(Exercise)
Output the listing below in full, exactly as written.
>>>
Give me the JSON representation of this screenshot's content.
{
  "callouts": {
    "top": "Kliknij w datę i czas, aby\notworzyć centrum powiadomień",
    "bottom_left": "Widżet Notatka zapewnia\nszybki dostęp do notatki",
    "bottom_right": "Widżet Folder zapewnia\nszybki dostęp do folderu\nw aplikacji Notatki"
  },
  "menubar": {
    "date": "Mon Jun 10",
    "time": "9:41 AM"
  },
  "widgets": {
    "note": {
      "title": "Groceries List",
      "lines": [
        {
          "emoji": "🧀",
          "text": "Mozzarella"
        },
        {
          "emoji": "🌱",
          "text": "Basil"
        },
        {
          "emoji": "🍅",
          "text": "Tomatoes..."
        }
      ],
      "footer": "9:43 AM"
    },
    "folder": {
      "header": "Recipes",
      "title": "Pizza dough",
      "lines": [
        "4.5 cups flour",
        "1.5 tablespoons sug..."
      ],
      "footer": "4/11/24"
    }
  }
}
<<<
(Written response)
Give me the JSON representation of this screenshot's content.
{
  "callouts": {
    "top": "Kliknij w datę i czas, aby\notworzyć centrum powiadomień",
    "bottom_left": "Widżet Notatka zapewnia\nszybki dostęp do notatki",
    "bottom_right": "Widżet Folder zapewnia\nszybki dostęp do folderu\nw aplikacji Notatki"
  },
  "menubar": {
    "date": "Mon Jun 10",
    "time": "9:41 AM"
  },
  "widgets": {
    "note": {
      "title": "Groceries List",
      "lines": [
        {
          "emoji": "🧀",
          "text": "Mozzarella"
        },
        {
          "emoji": "🌱",
          "text": "Basil"
        },
        {
          "emoji": "🍅",
          "text": "Tomatoes..."
        }
      ],
      "footer": "9:43 AM"
    },
    "folder": {
      "header": "Recipes",
      "title": "Pizza dough",
      "lines": [
        "4.5 cups flour",
        "1.5 tablespoons sug..."
      ],
      "footer": "4/11/24"
    }
  }
}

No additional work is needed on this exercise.